But no matter. I am not here to argue for judicial reform. I’ve done it elsewhere, as have many others, just as those opposed to it have made their case.
Nor am I here to recount the underlying causes of all the acrimony.
It’s not judicial reform.
It’s the demographic specter of an Israel moving away from its secular roots, of an Israel whose religious population is outstripping its secular character. All this too has been taken up widely and should be familiar to all of us deeply engaged in the fate of the state of Israel.
I am here for another reason — to make another point. Surely not to underestimate the dangers of internal division. It is indeed frightening to see how far they have come — how what was once considered treason, the refusal of soldiers to carry out Israel’s unilateral withdrawal from Gaza in 2005, is now almost blase. “If there is judicial reform, I won’t serve.” That truly would mark a threat to Israel.
But no matter. I am not here to focus on that, either; although my focus is closely related. I am here for something else: the idea, the very naive idea in my view, that the first 75 years of Israel were rightly focused on external enemies, but now the time has come for a new focus — on what our Lively Opinion authors this week call “writing a new chapter in the magnificent story of Israel and Zionism.”

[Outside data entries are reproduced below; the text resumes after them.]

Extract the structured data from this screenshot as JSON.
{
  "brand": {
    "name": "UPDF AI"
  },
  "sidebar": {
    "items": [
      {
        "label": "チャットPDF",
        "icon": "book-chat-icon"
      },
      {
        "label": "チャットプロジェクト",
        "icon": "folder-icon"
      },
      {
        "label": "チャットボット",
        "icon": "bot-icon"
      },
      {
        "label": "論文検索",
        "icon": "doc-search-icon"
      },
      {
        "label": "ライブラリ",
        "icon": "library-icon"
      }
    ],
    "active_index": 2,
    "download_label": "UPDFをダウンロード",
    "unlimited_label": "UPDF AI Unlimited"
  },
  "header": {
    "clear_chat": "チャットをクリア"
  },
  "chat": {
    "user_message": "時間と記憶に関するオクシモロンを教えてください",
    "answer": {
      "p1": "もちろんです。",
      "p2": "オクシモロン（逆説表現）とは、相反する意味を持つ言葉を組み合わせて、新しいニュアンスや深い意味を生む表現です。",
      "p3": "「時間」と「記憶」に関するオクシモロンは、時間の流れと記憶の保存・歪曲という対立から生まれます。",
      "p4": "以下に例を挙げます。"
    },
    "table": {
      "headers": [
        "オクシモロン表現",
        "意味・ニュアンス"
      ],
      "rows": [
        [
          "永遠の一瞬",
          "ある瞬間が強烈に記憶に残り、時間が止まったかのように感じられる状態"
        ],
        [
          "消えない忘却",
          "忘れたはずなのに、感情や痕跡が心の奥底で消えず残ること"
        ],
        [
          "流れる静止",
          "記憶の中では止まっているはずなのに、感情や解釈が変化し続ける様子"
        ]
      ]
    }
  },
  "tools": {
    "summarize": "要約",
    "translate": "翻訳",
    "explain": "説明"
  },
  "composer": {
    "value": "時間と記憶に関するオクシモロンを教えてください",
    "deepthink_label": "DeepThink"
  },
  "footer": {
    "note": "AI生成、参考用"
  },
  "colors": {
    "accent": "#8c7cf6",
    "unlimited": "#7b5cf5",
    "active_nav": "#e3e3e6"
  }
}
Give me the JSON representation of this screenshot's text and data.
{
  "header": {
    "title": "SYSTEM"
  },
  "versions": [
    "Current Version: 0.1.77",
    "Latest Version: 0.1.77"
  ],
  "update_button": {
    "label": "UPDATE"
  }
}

Sorry, I am not ready for a new chapter.
Not that there doesn’t need to be a next chapter — a way to keep Israel internally cohesive, a way to keep it from collapsing in infighting.
Yes, there needs to be another chapter, but not a new one.
Because the old one is still here.
The idea that external forces are no longer the main threat to Israel is the height of naivete. Of course we have the Abraham Accords. Of course we have a form of peace between Israel and between, respectively, Egypt and Jordan. Causes for hope, to be sure. Literally unbelievable to those who remember Israel’s four wars between 1948 and 1973, to be sure.
But have we been lulled into thinking that the threat from Iran is any less severe or that the hatred from Iran is any less rational than six months ago, before Israel’s election and judicial reform?
Have we forgotten that Lebanon is ruled by Hezbollah, and Gaza by Hamas?
Have we forgotten that the peace with Egypt and Jordan is very cold and, from their point of view, strictly pragmatic?
Even these wonderful Abraham Accords — have we not noticed that since 2020 no other Arab country has rushed to join them?
Have we not noticed that the normality of Arab peace with Israel is inversely proportionate to the distance of the Arab countries from Israel?
Have we not observed that however much Iraq has otherwise changed since the US invaded it, Iraq has not changed one whit in its hatred of Israel?
Have we not noticed that Turkey —one year it’s with Israel one year it’s not?
We tend to laugh at the UN, with its reflexive anti-Israel resolutions, but the UN, like it or not, represents a lot of world power.
Has the hatred among many Palestinians — hatred that kills innocent Jewish siblings in drive-by shootings and other ways — gone away?
And what about the United States? I grew up in a country that loved and admired Israel. Now, it’s subject to polling. More still admire Israel than don’t, but the numbers are dropping. Now we have a couple of anti-Israel members of Congress, once unthinkable. We have an anti-Israel member of the Colorado legislature, once unthinkable. Don’t think that a pernicious idea, to be influential, has to start big.
Have we American and Israeli Jews fallen into the illusion that massive American military aid is automatic? Have we deluded ourselves that Israeli military power is strictly a matter of Israeli military skill and brains, such that without American aid they would just continue along, as if on automatic pilot?
Speaking of power, have we deluded ourselves into thinking that without Israel (G-d forbid), American Jewish safety would just sail along, unhindered?
The greatest threat to Israel today would be to focus on the internal divisions within Israel, as if Israel’s safety were now secure.
That’s just what Iran and likeminded haters of Israel or of Jews are waiting to see.
Israel is at a crossroads of naivete.
It needs two foci, one alongside the other, external and internal.
That’s the real next chapter.
Copyright © 2023 by the Intermountain Jewish News